Matilda and Jack are two robots known for their emotional intelligence. This innovation was made with the sole intention of improving human health and well-being as well as improving organizational sustainability. The robots can be used to conduct job interviews because of their ability to accurately determine the cultural and emotional fitness of job applicants. The robots can be used in several other areas, including schools, tired drivers, and children with autism.
The use of robots in the health sector is primarily aimed at helping the aged demographic. This segment of the population is on the increase based on the current statistical figures of population growth (Javis, 2005). There are several ways in which robots can be used in health care. One important way is to address the sense of cognition that seems to decline among old patients.
The future of robots used as primary caregivers in health care is data collection. This is very important for medical practitioners. It helps them keep a record of the vital signs of their patients thus monitoring how they are doing. Important data such as blood pressure reading and level of blood sugar can be collected with the robots and disseminated to the caregivers.
Even though the market looks promising in terms of the use of robotic care for the elderly, the biggest challenge is the fact that these machines need to be controlled by human beings. This will prove a challenge especially when it comes to training personnel to operate the robots appropriately.
Some threats are involved in the use of robots for healthcare. Certain professions and job positions are very sensitive. Replacing the human labor force with artificial intelligence might invoke ethical issues and concerns. Having a robot attend to old patients on daily basis can be very sensitive (Wallach, Allen, Bruce, & Kevin, 2009).
Target market and product positioning
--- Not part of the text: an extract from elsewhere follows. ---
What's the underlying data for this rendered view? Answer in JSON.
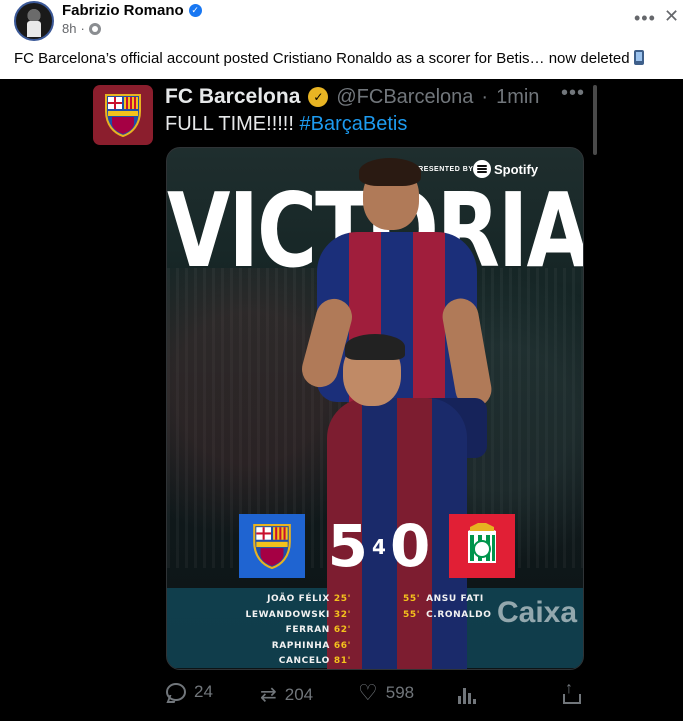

Matilda and Jack’s robots are very interesting products that can be used in the health care sector. The target segment of the market for this product is the senior centers and elderly care homes. The product may also be useful in family homes. Drivers especially those who frequently do long-distance driving are also a target market for the product. These two products however can only be consumed in developed countries. This is mainly as a result of the market analysis whereby according to the consumer purchase trend in Japan, Korea, Europe, and North America, there is a continuing surge of robotic consumerism (Bawyse, Styler, & Alverson, 2002). The product will only venture into other markets in other countries but on a smaller scale (Bawyse, Styler, & Alverson, 2002).
Consumers could get the product at a specific strategic dealer location. The product can also be directly delivered to consumers upon ordering a specific number of items. Online positioning is the most convenient for consumers. Buyers could make purchases online and get the product delivered to them. The dealers will be located at strategic locations in cities within Japan, Australia, Korea, Europe, and North America. These are the market regions where sales volumes of the robotic gadget are high and the consumer purchase trend indicates prospects of growth in the industry (Robotic Trends, 2006). Since these two products are still unique in the market, they are unlikely to face stiff competition from other personal and healthcare service robots.
Bawyse, P., Styler, A., & Alverson, M. (2002). Marketing expenditure trends. London: London business school marketing report.
Javis, C. (2005). Carebots in the community. the british journal of healthcare computing and information management , vol 2 number 8 pp. 23-26.
Robotic Trends. (2006). Global Trends in the Consumer Robotics Market. Tokyo: Robotic Trends.
Wallach, W., Allen, C., Bruce, A., & Kevin, K. (2009). Moral Machines: Teaching Robots Right from Wrong. New York: Oxford University Press.